When the R Markdown is compiling, it references where it is in the document by saying it is working on something like unnamed-chunk-3. It is good practice, although not required, to name your code chunks for easier reference. The name of the code chunk is also used as the name of any figures that are generated and saved. Knitting a document called foo generates a folder called foo_files with a subfolder called figure-latex. This folder contains all the generated figures based on the chunk name, so if you name your chunk plot-bar you will end up with plot-bar.pdf instead of unnamed-chunk-12-1.pdf. Having named chunks is also convenient so you know where your code is slow–it’s easier to diagnose if your render is hanging on the calculate-baz chunk rather than unnamed-chunk-14. In the end, however, you can happily avoid naming chunks if you prefer. Also note that knitr will reject duplicated chunk names.

Use your ORCID

It is recommended for authors to use their ORCID, which is a unique personal identifier, so that John Smith publishing ecology papers in Wisconsin is disambiguated from John Smith publishing geometry papers in Oslo. The LaTeX orcidlink package provides an easy way to include your ORCID. However, I found it was not included in my Rstudio LaTeX distribution, so I couldn’t just add \usepackage{orcidlink} to my document header. An easy fix is to go to the package github site and download just orcid.sty. When I placed that file in the same directory as my document, \usepackage{orcidlink} worked, and I could add a link to my ORCID page by adding \orcidlink{4444-4444-4444-4444} after my name.

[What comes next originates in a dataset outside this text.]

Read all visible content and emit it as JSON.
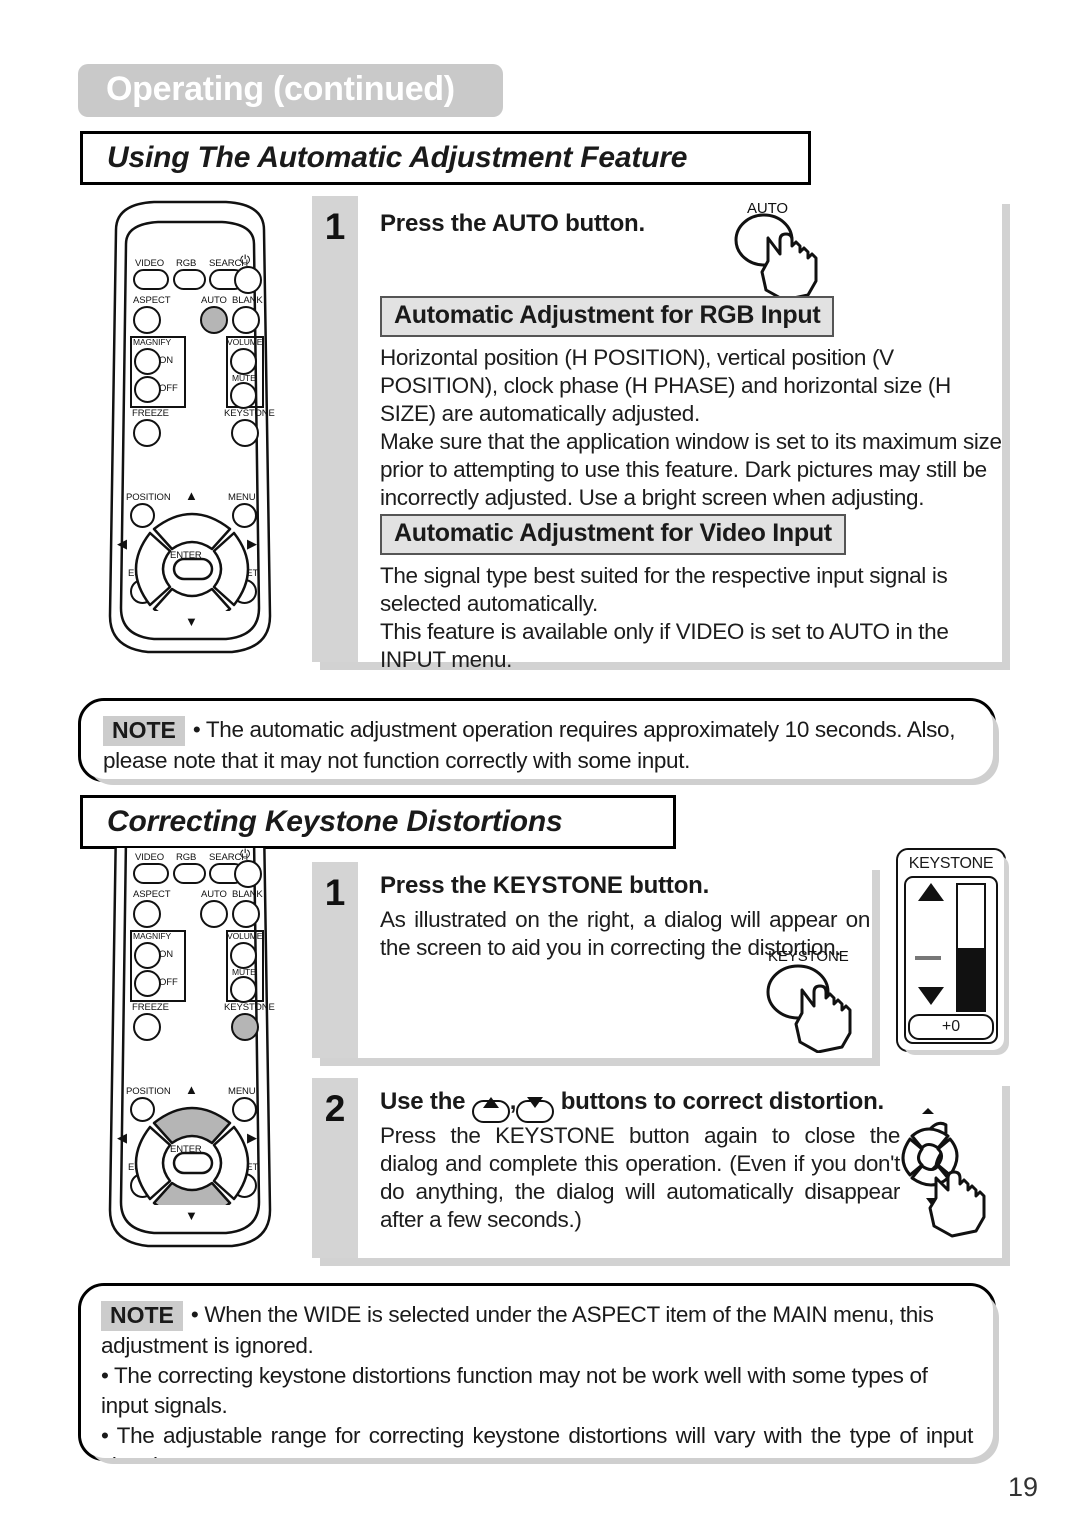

Despite some quirks, I recommend writing manuscripts in R Markdown, especially if your paper directly incorporates either code itself, or a lot of code output. For journals that have no rticles template available, or for manuscripts with little direct output, it may not be worth the extra effort. However, for my situation, the difficulties of getting the document into publication-ready format were well worth the effort over the boring and mistake-prone process of updating tables and figures by hand each time I changed a tiny aspect of my analysis.